→ What you should do: This task calls for copying every line of the records that includes the word "JSON".

Data records section start

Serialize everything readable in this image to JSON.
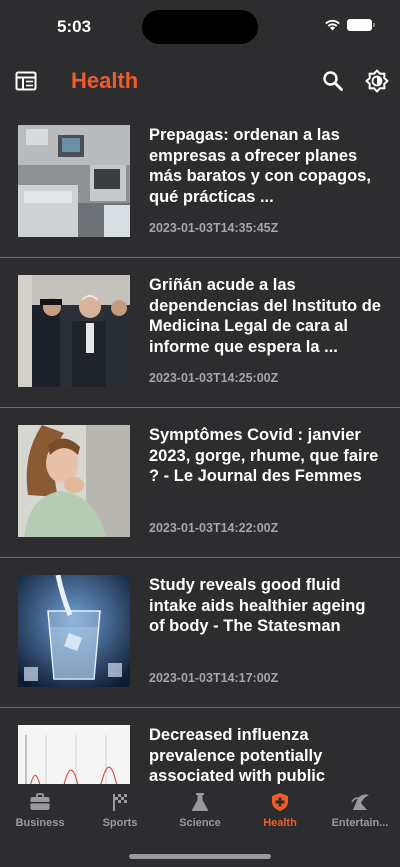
{
  "status_bar": {
    "time": "5:03"
  },
  "header": {
    "title": "Health",
    "accent_color": "#ef5b2b",
    "left_icon": "layout-icon",
    "search_icon": "search-icon",
    "theme_icon": "brightness-icon"
  },
  "articles": [
    {
      "title": "Prepagas: ordenan a las empresas a ofrecer planes más baratos y con copagos, qué prácticas ...",
      "date": "2023-01-03T14:35:45Z",
      "thumb": "hospital-room-image"
    },
    {
      "title": "Griñán acude a las dependencias del Instituto de Medicina Legal de cara al informe que espera la ...",
      "date": "2023-01-03T14:25:00Z",
      "thumb": "officials-walking-image"
    },
    {
      "title": "Symptômes Covid : janvier 2023, gorge, rhume, que faire ? - Le Journal des Femmes",
      "date": "2023-01-03T14:22:00Z",
      "thumb": "woman-coughing-image"
    },
    {
      "title": "Study reveals good fluid intake aids healthier ageing of body - The Statesman",
      "date": "2023-01-03T14:17:00Z",
      "thumb": "water-glass-image"
    },
    {
      "title": "Decreased influenza prevalence potentially associated with public",
      "date": "",
      "thumb": "chart-image"
    }
  ],
  "tabs": [
    {
      "label": "Business",
      "icon": "briefcase-icon",
      "active": false
    },
    {
      "label": "Sports",
      "icon": "flag-icon",
      "active": false
    },
    {
      "label": "Science",
      "icon": "flask-icon",
      "active": false
    },
    {
      "label": "Health",
      "icon": "medical-icon",
      "active": true
    },
    {
      "label": "Entertain...",
      "icon": "entertainment-icon",
      "active": false
    }
  ]
}
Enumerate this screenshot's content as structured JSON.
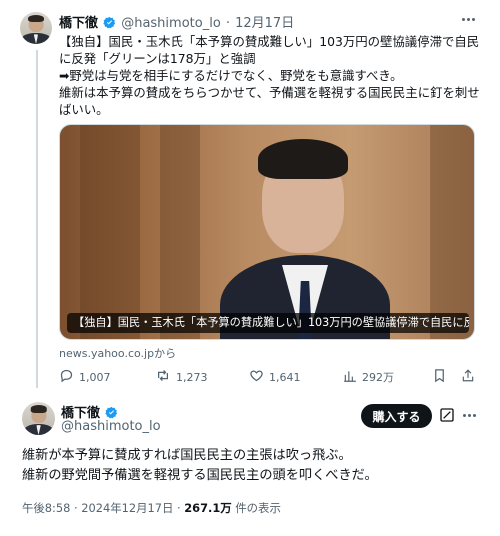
{
  "post": {
    "author": {
      "name": "橋下徹",
      "handle": "@hashimoto_lo",
      "date": "12月17日"
    },
    "lines": [
      "【独自】国民・玉木氏「本予算の賛成難しい」103万円の壁協議停滞で自民",
      "に反発「グリーンは178万」と強調",
      "➡野党は与党を相手にするだけでなく、野党をも意識すべき。",
      "維新は本予算の賛成をちらつかせて、予備選を軽視する国民民主に釘を刺せ",
      "ばいい。"
    ],
    "media": {
      "caption": "【独自】国民・玉木氏「本予算の賛成難しい」103万円の壁協議停滞で自民に反...",
      "source": "news.yahoo.co.jpから"
    },
    "stats": {
      "replies": "1,007",
      "reposts": "1,273",
      "likes": "1,641",
      "views": "292万"
    }
  },
  "reply": {
    "author": {
      "name": "橋下徹",
      "handle": "@hashimoto_lo"
    },
    "subscribe_label": "購入する",
    "lines": [
      "維新が本予算に賛成すれば国民民主の主張は吹っ飛ぶ。",
      "維新の野党間予備選を軽視する国民民主の頭を叩くべきだ。"
    ],
    "meta": {
      "time_date": "午後8:58 · 2024年12月17日 · ",
      "views": "267.1万",
      "views_suffix": " 件の表示"
    }
  },
  "colors": {
    "text": "#0f1419",
    "secondary": "#536471",
    "verified": "#1d9bf0",
    "border": "#cfd9de"
  }
}
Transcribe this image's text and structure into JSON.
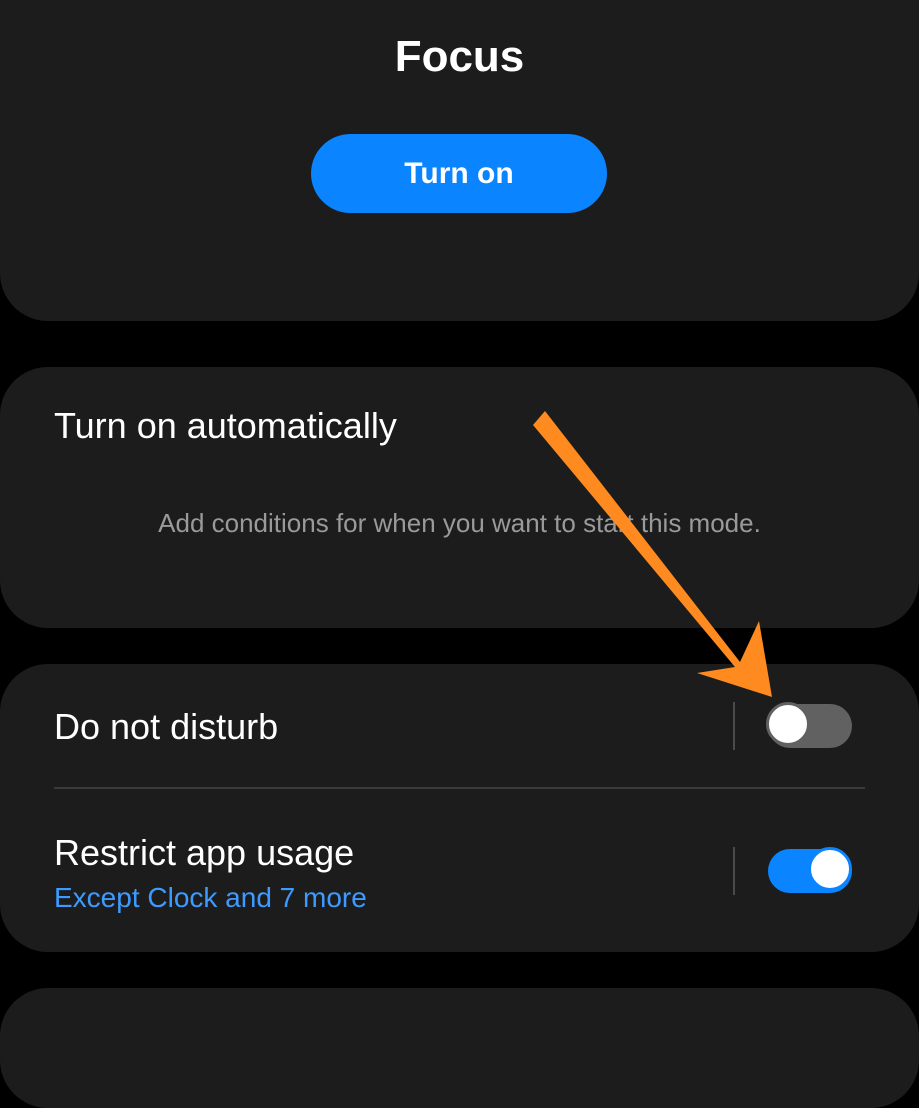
{
  "mode": {
    "title": "Focus",
    "turn_on_label": "Turn on"
  },
  "auto": {
    "title": "Turn on automatically",
    "description": "Add conditions for when you want to start this mode."
  },
  "settings": {
    "dnd": {
      "label": "Do not disturb",
      "enabled": false
    },
    "restrict": {
      "label": "Restrict app usage",
      "subtitle": "Except Clock and 7 more",
      "enabled": true
    }
  },
  "colors": {
    "accent": "#0a84ff",
    "link": "#3d9bff",
    "annotation_arrow": "#ff8a1f",
    "card_background": "#1c1c1c"
  }
}
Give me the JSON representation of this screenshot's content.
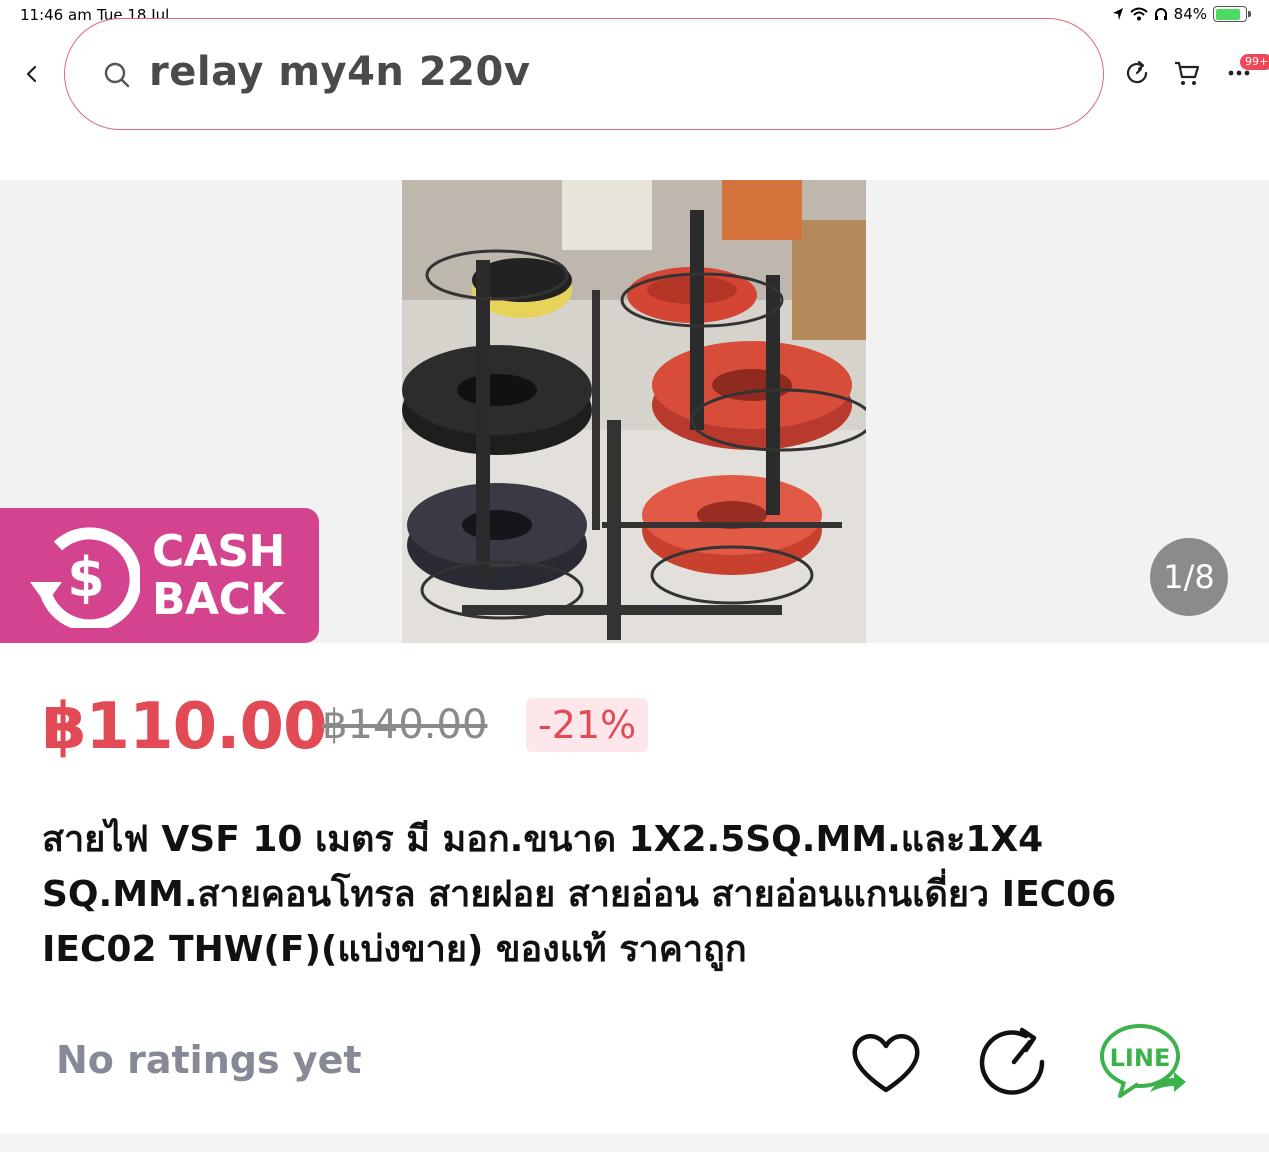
{
  "status_bar": {
    "time": "11:46 am",
    "date": "Tue 18 Jul",
    "battery": "84%",
    "battery_level": 0.84
  },
  "header": {
    "search_query": "relay my4n 220v",
    "cart_badge": "99+",
    "icons": [
      "back-icon",
      "search-icon",
      "refresh-icon",
      "cart-icon",
      "more-icon"
    ]
  },
  "gallery": {
    "cashback_line1": "CASH",
    "cashback_line2": "BACK",
    "counter": "1/8",
    "current_index": 1,
    "total_images": 8
  },
  "price": {
    "current": "฿110.00",
    "original": "฿140.00",
    "discount": "-21%"
  },
  "product": {
    "title": "สายไฟ VSF 10 เมตร มี มอก.ขนาด 1X2.5SQ.MM.และ1X4 SQ.MM.สายคอนโทรล สายฝอย สายอ่อน สายอ่อนแกนเดี่ยว IEC06 IEC02 THW(F)(แบ่งขาย) ของแท้  ราคาถูก",
    "ratings": "No ratings yet"
  },
  "actions": {
    "line_label": "LINE"
  },
  "colors": {
    "accent": "#e24b56",
    "cashback": "#d3438e",
    "line_green": "#3bb34a",
    "search_border": "#e06a74"
  }
}
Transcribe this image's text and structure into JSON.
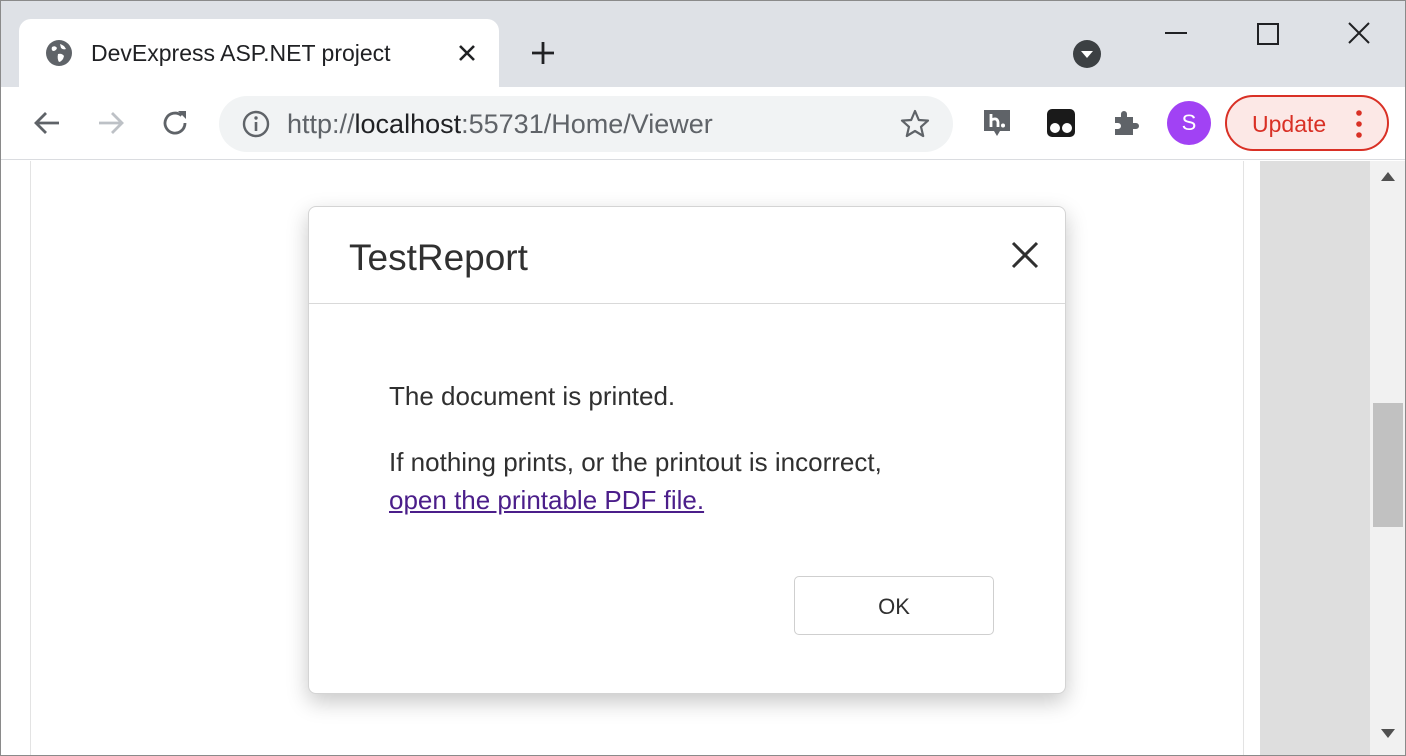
{
  "browser": {
    "tab": {
      "title": "DevExpress ASP.NET project",
      "favicon": "globe-icon"
    },
    "address_bar": {
      "scheme": "http://",
      "host": "localhost",
      "rest": ":55731/Home/Viewer"
    },
    "profile_initial": "S",
    "update_label": "Update",
    "colors": {
      "update_red": "#d93025",
      "avatar_purple": "#a142f4",
      "tab_strip": "#dee1e6"
    }
  },
  "dialog": {
    "title": "TestReport",
    "message_line1": "The document is printed.",
    "message_line2": "If nothing prints, or the printout is incorrect,",
    "link_text": "open the printable PDF file.",
    "ok_label": "OK",
    "colors": {
      "link": "#4b1e8a",
      "text": "#303030"
    }
  }
}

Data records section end

→ Output of the exercise:
Serialize everything readable in this image to JSON.
Enumerate this screenshot's content as structured JSON.
Transcribe this image's text and structure into JSON.
Give me the JSON representation of this screenshot's content.
Transcribe this image's text and structure into JSON.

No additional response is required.